Could you write the entries out again, exactly as they are?

BEGIN DATA SHOWN

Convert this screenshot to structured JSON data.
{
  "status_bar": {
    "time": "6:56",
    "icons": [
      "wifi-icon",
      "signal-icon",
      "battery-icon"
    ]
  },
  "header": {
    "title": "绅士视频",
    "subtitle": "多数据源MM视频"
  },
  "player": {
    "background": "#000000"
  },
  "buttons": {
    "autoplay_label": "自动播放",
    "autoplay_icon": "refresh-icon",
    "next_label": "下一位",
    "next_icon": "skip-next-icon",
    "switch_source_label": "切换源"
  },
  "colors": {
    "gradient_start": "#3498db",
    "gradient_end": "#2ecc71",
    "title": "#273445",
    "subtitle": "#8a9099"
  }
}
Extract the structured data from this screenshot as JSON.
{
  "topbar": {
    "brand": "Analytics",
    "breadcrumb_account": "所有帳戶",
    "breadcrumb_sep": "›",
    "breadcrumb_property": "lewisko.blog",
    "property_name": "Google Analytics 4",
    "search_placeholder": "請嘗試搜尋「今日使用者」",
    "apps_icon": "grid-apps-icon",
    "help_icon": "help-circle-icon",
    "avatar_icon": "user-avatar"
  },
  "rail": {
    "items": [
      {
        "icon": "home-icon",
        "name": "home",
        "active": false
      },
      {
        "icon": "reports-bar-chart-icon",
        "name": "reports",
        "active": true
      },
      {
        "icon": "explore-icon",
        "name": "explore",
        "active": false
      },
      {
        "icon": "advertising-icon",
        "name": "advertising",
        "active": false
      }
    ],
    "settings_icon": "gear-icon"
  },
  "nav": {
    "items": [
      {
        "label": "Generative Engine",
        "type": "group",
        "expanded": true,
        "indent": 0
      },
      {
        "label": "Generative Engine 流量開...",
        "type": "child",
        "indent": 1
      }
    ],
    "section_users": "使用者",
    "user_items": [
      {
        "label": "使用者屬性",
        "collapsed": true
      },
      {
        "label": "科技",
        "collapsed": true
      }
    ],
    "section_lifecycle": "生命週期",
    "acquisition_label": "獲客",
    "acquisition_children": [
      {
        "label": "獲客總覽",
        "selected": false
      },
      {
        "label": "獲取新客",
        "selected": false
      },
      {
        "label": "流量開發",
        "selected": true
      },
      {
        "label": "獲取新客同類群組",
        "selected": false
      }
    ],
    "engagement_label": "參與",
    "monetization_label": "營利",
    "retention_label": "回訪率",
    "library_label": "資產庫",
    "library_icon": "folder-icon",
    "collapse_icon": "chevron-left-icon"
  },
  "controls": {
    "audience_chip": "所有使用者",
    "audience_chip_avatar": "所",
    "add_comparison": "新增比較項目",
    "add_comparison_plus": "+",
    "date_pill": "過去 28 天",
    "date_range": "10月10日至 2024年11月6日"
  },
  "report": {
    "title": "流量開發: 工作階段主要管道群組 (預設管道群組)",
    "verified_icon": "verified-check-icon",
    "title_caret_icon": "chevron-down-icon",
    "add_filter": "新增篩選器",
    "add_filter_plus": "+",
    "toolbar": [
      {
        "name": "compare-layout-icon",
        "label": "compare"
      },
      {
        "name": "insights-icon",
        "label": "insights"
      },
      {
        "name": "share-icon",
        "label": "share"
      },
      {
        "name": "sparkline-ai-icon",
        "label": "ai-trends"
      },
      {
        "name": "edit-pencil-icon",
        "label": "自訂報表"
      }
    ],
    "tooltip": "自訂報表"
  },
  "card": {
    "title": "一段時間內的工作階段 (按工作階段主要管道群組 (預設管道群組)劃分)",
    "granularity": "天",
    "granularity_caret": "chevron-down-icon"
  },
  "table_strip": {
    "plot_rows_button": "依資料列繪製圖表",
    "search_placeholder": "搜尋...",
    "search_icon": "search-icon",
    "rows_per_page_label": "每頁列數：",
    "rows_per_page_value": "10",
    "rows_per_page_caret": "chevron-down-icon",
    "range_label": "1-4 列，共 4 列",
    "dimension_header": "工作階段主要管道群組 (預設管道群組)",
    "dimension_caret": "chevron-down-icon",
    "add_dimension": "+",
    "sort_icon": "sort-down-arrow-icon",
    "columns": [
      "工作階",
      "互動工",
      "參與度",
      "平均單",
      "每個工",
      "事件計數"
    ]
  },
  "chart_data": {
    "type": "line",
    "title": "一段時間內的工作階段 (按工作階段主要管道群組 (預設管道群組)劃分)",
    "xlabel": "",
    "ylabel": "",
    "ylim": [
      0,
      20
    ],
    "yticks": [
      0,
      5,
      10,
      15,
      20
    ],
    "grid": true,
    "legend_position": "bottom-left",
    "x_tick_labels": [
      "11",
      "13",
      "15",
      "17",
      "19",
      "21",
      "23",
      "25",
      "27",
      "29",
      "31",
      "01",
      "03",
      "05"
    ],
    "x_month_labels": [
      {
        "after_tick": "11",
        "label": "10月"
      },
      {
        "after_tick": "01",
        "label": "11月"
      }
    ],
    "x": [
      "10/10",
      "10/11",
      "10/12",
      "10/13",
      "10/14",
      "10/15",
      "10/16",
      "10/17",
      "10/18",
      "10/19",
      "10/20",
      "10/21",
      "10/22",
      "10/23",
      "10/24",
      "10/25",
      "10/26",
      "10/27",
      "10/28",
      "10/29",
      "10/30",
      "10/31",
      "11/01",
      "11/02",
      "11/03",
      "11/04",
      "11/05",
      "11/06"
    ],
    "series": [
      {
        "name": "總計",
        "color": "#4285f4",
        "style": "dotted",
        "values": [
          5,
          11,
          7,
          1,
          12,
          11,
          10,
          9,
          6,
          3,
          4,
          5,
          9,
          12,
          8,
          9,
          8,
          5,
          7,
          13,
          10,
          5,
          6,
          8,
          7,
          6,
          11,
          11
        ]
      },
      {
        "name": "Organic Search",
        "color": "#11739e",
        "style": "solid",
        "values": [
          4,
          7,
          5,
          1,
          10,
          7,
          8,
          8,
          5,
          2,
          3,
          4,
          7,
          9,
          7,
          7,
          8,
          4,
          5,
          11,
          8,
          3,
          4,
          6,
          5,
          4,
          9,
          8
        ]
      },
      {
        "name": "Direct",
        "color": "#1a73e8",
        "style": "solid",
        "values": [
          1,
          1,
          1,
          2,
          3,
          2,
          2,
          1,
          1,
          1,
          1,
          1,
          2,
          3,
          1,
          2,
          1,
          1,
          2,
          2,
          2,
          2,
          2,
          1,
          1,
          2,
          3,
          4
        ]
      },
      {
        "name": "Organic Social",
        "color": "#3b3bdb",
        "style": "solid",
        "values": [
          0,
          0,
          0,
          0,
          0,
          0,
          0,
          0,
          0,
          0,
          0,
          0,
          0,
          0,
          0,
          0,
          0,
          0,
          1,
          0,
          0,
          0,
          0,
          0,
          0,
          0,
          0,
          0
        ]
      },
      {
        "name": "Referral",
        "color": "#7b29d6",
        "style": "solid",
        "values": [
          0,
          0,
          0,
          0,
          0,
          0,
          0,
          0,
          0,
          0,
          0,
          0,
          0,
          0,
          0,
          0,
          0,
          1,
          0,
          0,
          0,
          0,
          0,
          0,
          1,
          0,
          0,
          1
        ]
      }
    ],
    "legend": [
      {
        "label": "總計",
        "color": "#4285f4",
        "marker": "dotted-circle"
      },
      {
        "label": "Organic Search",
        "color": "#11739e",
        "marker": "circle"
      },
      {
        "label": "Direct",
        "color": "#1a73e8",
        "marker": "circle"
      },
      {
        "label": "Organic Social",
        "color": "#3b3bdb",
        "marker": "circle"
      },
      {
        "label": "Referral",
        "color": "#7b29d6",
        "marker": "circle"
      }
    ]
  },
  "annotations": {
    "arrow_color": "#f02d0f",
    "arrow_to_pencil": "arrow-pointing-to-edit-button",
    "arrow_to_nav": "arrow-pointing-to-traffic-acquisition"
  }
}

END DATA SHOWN

| EXPECTED ANSWER |
Convert this screenshot to structured JSON data.
{
  "status_bar": {
    "time": "6:56",
    "icons": [
      "wifi-icon",
      "signal-icon",
      "battery-icon"
    ]
  },
  "header": {
    "title": "绅士视频",
    "subtitle": "多数据源MM视频"
  },
  "player": {
    "background": "#000000"
  },
  "buttons": {
    "autoplay_label": "自动播放",
    "autoplay_icon": "refresh-icon",
    "next_label": "下一位",
    "next_icon": "skip-next-icon",
    "switch_source_label": "切换源"
  },
  "colors": {
    "gradient_start": "#3498db",
    "gradient_end": "#2ecc71",
    "title": "#273445",
    "subtitle": "#8a9099"
  }
}
Extract the structured data from this screenshot as JSON.
{
  "topbar": {
    "brand": "Analytics",
    "breadcrumb_account": "所有帳戶",
    "breadcrumb_sep": "›",
    "breadcrumb_property": "lewisko.blog",
    "property_name": "Google Analytics 4",
    "search_placeholder": "請嘗試搜尋「今日使用者」",
    "apps_icon": "grid-apps-icon",
    "help_icon": "help-circle-icon",
    "avatar_icon": "user-avatar"
  },
  "rail": {
    "items": [
      {
        "icon": "home-icon",
        "name": "home",
        "active": false
      },
      {
        "icon": "reports-bar-chart-icon",
        "name": "reports",
        "active": true
      },
      {
        "icon": "explore-icon",
        "name": "explore",
        "active": false
      },
      {
        "icon": "advertising-icon",
        "name": "advertising",
        "active": false
      }
    ],
    "settings_icon": "gear-icon"
  },
  "nav": {
    "items": [
      {
        "label": "Generative Engine",
        "type": "group",
        "expanded": true,
        "indent": 0
      },
      {
        "label": "Generative Engine 流量開...",
        "type": "child",
        "indent": 1
      }
    ],
    "section_users": "使用者",
    "user_items": [
      {
        "label": "使用者屬性",
        "collapsed": true
      },
      {
        "label": "科技",
        "collapsed": true
      }
    ],
    "section_lifecycle": "生命週期",
    "acquisition_label": "獲客",
    "acquisition_children": [
      {
        "label": "獲客總覽",
        "selected": false
      },
      {
        "label": "獲取新客",
        "selected": false
      },
      {
        "label": "流量開發",
        "selected": true
      },
      {
        "label": "獲取新客同類群組",
        "selected": false
      }
    ],
    "engagement_label": "參與",
    "monetization_label": "營利",
    "retention_label": "回訪率",
    "library_label": "資產庫",
    "library_icon": "folder-icon",
    "collapse_icon": "chevron-left-icon"
  },
  "controls": {
    "audience_chip": "所有使用者",
    "audience_chip_avatar": "所",
    "add_comparison": "新增比較項目",
    "add_comparison_plus": "+",
    "date_pill": "過去 28 天",
    "date_range": "10月10日至 2024年11月6日"
  },
  "report": {
    "title": "流量開發: 工作階段主要管道群組 (預設管道群組)",
    "verified_icon": "verified-check-icon",
    "title_caret_icon": "chevron-down-icon",
    "add_filter": "新增篩選器",
    "add_filter_plus": "+",
    "toolbar": [
      {
        "name": "compare-layout-icon",
        "label": "compare"
      },
      {
        "name": "insights-icon",
        "label": "insights"
      },
      {
        "name": "share-icon",
        "label": "share"
      },
      {
        "name": "sparkline-ai-icon",
        "label": "ai-trends"
      },
      {
        "name": "edit-pencil-icon",
        "label": "自訂報表"
      }
    ],
    "tooltip": "自訂報表"
  },
  "card": {
    "title": "一段時間內的工作階段 (按工作階段主要管道群組 (預設管道群組)劃分)",
    "granularity": "天",
    "granularity_caret": "chevron-down-icon"
  },
  "table_strip": {
    "plot_rows_button": "依資料列繪製圖表",
    "search_placeholder": "搜尋...",
    "search_icon": "search-icon",
    "rows_per_page_label": "每頁列數：",
    "rows_per_page_value": "10",
    "rows_per_page_caret": "chevron-down-icon",
    "range_label": "1-4 列，共 4 列",
    "dimension_header": "工作階段主要管道群組 (預設管道群組)",
    "dimension_caret": "chevron-down-icon",
    "add_dimension": "+",
    "sort_icon": "sort-down-arrow-icon",
    "columns": [
      "工作階",
      "互動工",
      "參與度",
      "平均單",
      "每個工",
      "事件計數"
    ]
  },
  "chart_data": {
    "type": "line",
    "title": "一段時間內的工作階段 (按工作階段主要管道群組 (預設管道群組)劃分)",
    "xlabel": "",
    "ylabel": "",
    "ylim": [
      0,
      20
    ],
    "yticks": [
      0,
      5,
      10,
      15,
      20
    ],
    "grid": true,
    "legend_position": "bottom-left",
    "x_tick_labels": [
      "11",
      "13",
      "15",
      "17",
      "19",
      "21",
      "23",
      "25",
      "27",
      "29",
      "31",
      "01",
      "03",
      "05"
    ],
    "x_month_labels": [
      {
        "after_tick": "11",
        "label": "10月"
      },
      {
        "after_tick": "01",
        "label": "11月"
      }
    ],
    "x": [
      "10/10",
      "10/11",
      "10/12",
      "10/13",
      "10/14",
      "10/15",
      "10/16",
      "10/17",
      "10/18",
      "10/19",
      "10/20",
      "10/21",
      "10/22",
      "10/23",
      "10/24",
      "10/25",
      "10/26",
      "10/27",
      "10/28",
      "10/29",
      "10/30",
      "10/31",
      "11/01",
      "11/02",
      "11/03",
      "11/04",
      "11/05",
      "11/06"
    ],
    "series": [
      {
        "name": "總計",
        "color": "#4285f4",
        "style": "dotted",
        "values": [
          5,
          11,
          7,
          1,
          12,
          11,
          10,
          9,
          6,
          3,
          4,
          5,
          9,
          12,
          8,
          9,
          8,
          5,
          7,
          13,
          10,
          5,
          6,
          8,
          7,
          6,
          11,
          11
        ]
      },
      {
        "name": "Organic Search",
        "color": "#11739e",
        "style": "solid",
        "values": [
          4,
          7,
          5,
          1,
          10,
          7,
          8,
          8,
          5,
          2,
          3,
          4,
          7,
          9,
          7,
          7,
          8,
          4,
          5,
          11,
          8,
          3,
          4,
          6,
          5,
          4,
          9,
          8
        ]
      },
      {
        "name": "Direct",
        "color": "#1a73e8",
        "style": "solid",
        "values": [
          1,
          1,
          1,
          2,
          3,
          2,
          2,
          1,
          1,
          1,
          1,
          1,
          2,
          3,
          1,
          2,
          1,
          1,
          2,
          2,
          2,
          2,
          2,
          1,
          1,
          2,
          3,
          4
        ]
      },
      {
        "name": "Organic Social",
        "color": "#3b3bdb",
        "style": "solid",
        "values": [
          0,
          0,
          0,
          0,
          0,
          0,
          0,
          0,
          0,
          0,
          0,
          0,
          0,
          0,
          0,
          0,
          0,
          0,
          1,
          0,
          0,
          0,
          0,
          0,
          0,
          0,
          0,
          0
        ]
      },
      {
        "name": "Referral",
        "color": "#7b29d6",
        "style": "solid",
        "values": [
          0,
          0,
          0,
          0,
          0,
          0,
          0,
          0,
          0,
          0,
          0,
          0,
          0,
          0,
          0,
          0,
          0,
          1,
          0,
          0,
          0,
          0,
          0,
          0,
          1,
          0,
          0,
          1
        ]
      }
    ],
    "legend": [
      {
        "label": "總計",
        "color": "#4285f4",
        "marker": "dotted-circle"
      },
      {
        "label": "Organic Search",
        "color": "#11739e",
        "marker": "circle"
      },
      {
        "label": "Direct",
        "color": "#1a73e8",
        "marker": "circle"
      },
      {
        "label": "Organic Social",
        "color": "#3b3bdb",
        "marker": "circle"
      },
      {
        "label": "Referral",
        "color": "#7b29d6",
        "marker": "circle"
      }
    ]
  },
  "annotations": {
    "arrow_color": "#f02d0f",
    "arrow_to_pencil": "arrow-pointing-to-edit-button",
    "arrow_to_nav": "arrow-pointing-to-traffic-acquisition"
  }
}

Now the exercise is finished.